Impact investing is a growing market that aims to reconcile development goals and profit-driven ventures. This project analyses enterprise grant-making – grants given directly to companies, which often occurs at earlier stages of development projects – and institutional grants. It uses data journalism techniques to examine a series of innovative projects combating energy poverty.

The project focuses on the stories of Gravity Light, a lamp that people can charge using sand. It analyses a soccer ball that acts as a power generator. It looks at the story of the Wonderbag, a device that reduces the energy needed to cook. It checks the key people, the funding and the owners behind each project.

The relationships that are unveiled show how innovative projects are almost always linked to US-educated people. The project shows that institutions such as the World Bank are at the heart of the network and thus wield huge power on new developments in the market. Most importantly, the team shows that not one project can claim to be a silver bullet for development. Most well-intentioned project managers from foreign countries with innovative ideas fail to show better results than local entrepreneurs who market-tested their solutions. Technological advances often fail to make a difference as project managers do not invest enough in marketing and in convincing potential users of the superiority of their solution. Bringing a fact-based, "dispassionate" vision of development projects on the energy market provides a fresh change from sensationalist reporting.

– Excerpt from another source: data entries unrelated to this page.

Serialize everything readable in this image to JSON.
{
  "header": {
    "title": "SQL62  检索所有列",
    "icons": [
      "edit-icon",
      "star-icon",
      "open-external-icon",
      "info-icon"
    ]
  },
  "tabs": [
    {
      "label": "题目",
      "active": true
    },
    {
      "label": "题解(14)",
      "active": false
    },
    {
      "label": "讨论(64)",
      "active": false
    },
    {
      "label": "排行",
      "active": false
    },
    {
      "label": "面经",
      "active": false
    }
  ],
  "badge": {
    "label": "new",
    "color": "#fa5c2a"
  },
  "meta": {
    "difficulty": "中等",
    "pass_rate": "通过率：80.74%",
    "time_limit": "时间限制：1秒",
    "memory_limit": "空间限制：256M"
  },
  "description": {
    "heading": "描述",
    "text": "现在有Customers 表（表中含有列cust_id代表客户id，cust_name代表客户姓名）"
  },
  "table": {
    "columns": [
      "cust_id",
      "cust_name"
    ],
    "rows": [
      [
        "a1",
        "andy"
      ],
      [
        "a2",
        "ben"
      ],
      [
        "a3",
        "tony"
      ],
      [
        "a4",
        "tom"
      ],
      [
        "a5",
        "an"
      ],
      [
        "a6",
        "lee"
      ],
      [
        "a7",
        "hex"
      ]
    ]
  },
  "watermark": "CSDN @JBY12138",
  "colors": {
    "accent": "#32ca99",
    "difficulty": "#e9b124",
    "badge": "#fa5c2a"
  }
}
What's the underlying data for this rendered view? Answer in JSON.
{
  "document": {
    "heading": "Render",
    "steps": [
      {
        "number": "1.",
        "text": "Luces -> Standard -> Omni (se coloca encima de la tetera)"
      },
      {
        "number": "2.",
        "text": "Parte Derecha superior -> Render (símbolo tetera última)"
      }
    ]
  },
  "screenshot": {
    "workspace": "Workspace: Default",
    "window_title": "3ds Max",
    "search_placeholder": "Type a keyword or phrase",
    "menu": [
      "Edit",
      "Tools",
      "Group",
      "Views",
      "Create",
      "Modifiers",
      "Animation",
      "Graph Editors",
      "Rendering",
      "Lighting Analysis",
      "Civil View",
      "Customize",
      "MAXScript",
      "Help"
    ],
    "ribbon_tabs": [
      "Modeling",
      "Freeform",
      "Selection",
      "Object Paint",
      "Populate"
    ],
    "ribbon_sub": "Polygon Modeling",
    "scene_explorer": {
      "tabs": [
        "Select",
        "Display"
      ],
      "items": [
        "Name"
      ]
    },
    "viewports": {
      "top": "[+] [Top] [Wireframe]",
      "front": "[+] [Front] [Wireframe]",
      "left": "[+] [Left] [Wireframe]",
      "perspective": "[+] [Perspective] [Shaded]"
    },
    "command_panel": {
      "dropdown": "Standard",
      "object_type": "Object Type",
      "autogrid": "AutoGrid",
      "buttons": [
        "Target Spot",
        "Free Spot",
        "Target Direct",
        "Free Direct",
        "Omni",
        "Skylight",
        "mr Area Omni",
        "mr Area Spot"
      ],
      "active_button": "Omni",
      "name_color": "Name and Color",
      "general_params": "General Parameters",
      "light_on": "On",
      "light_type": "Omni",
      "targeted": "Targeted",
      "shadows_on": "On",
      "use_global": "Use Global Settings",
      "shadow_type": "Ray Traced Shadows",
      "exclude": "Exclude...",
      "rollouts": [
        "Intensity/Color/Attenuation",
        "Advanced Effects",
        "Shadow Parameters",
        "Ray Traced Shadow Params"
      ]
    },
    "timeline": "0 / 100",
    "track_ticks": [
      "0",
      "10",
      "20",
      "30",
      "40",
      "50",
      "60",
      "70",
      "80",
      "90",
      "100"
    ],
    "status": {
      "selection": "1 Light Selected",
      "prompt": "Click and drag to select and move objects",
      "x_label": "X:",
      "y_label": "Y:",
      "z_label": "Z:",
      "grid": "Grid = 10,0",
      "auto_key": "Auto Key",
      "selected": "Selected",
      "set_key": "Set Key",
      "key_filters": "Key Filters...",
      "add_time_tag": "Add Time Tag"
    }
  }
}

Project links


Project information

  • Locations
    Paris - France
  • Duration
    6 months
  • Release date
    November 2013
  • Budget
    € 28000
  • Round